2013 43

Dr Cable's 'medical' diagnosis of our economic problems

Max Atkinson

I've just been doing some homework preparing a course for some high-powered economists next week. At the heart of the brief I've been given is that they want get better at communicating complicated technical material to non-specialist audiences. And it's probably no coincidence that, unlike most of his political opponents, he's one of the ever-decreasing number of MPs who actually had a proper job outside politics before becoming a full-time politician. 'As

Politicians and broadcasters in the UK: collaboration or capitulation?

Max Atkinson

Now that the rights to my book Our Masters' Voices: the Language and Body Language of Politics (1984) have reverted to me, I'm planning to republish it with additional material on, among other things, how British political communication and media coverage of politics has changed during the past quarter of a century. It's quite a bit longer than my usual posts - so take your time and/or read it in bits. by taking to the hills to fight a guerilla war).
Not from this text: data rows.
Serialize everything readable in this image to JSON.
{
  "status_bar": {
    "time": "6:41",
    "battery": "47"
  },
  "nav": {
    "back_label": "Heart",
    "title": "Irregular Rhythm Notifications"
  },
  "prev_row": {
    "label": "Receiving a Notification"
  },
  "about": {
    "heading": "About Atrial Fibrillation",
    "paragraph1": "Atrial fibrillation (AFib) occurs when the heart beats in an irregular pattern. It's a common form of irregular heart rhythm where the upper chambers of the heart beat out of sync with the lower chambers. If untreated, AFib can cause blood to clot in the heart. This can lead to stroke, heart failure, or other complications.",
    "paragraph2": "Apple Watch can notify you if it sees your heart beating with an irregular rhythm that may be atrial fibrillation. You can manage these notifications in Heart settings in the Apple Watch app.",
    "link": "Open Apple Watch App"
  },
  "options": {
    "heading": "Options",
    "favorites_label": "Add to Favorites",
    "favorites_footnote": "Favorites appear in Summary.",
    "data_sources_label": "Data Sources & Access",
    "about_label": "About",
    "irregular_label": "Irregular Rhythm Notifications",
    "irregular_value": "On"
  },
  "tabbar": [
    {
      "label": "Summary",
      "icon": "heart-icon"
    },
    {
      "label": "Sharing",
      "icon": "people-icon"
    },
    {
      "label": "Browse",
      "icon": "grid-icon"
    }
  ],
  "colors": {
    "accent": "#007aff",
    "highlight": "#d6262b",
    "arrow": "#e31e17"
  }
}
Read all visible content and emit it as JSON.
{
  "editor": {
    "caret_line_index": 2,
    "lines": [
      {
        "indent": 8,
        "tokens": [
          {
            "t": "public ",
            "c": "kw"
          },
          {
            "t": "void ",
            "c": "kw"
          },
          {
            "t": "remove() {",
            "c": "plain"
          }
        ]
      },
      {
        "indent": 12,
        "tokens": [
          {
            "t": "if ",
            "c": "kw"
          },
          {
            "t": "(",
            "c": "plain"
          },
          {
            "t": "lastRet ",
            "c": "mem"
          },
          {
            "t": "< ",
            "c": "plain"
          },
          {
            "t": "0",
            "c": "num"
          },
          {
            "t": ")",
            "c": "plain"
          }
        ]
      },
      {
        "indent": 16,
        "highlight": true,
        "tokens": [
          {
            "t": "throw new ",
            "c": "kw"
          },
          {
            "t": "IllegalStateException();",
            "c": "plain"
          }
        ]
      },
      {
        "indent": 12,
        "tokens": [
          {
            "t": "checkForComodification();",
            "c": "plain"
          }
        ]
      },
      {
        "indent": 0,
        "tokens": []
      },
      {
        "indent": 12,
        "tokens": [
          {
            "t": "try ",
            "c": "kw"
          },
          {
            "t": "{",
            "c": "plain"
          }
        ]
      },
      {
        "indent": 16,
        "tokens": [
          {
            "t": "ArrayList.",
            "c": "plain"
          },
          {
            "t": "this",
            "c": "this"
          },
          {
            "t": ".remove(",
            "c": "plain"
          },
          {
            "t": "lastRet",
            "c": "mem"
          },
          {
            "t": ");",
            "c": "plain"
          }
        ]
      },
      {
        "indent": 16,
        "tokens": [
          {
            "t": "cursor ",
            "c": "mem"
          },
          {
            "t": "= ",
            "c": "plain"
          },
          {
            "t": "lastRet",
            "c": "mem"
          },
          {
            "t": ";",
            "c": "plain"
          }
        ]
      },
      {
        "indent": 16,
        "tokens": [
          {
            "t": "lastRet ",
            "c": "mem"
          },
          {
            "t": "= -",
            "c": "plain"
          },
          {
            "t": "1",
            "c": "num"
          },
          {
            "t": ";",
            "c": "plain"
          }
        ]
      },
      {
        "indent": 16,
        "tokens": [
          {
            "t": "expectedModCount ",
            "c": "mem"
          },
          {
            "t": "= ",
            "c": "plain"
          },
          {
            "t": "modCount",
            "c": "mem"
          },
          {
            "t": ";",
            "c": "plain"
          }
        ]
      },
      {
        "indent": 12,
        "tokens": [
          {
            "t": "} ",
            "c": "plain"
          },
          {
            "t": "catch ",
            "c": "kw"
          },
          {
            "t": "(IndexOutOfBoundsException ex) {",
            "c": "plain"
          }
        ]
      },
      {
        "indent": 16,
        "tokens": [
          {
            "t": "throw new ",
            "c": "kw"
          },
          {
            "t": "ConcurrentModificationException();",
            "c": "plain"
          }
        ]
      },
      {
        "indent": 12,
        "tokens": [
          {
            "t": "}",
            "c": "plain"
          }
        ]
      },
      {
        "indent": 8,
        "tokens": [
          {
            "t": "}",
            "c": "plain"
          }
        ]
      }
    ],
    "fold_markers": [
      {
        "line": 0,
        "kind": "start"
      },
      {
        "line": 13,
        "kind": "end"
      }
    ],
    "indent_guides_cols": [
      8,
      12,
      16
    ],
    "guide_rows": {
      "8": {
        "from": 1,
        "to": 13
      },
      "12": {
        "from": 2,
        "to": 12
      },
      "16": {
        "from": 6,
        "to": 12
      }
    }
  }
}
2011 67

Why has British political oratory been banished to the sidelines?

Max Atkinson

My recent blogpost on the decline of oratory prompted an open letter from David Murray, Editor of Vital Speeches of the Day , with three questions that I ought to have a go at answering: An Open Letter to Max Atkinson Dear Mr. Atkinson, In the latest post on your excellent blog plainly-enough named Max Atkinson’s Blog, you applaud a writer from The Independent , for echoing your long held view that, in England anyway, the once-celebrated art of oratory is going to hell in a hand basket.

2011 63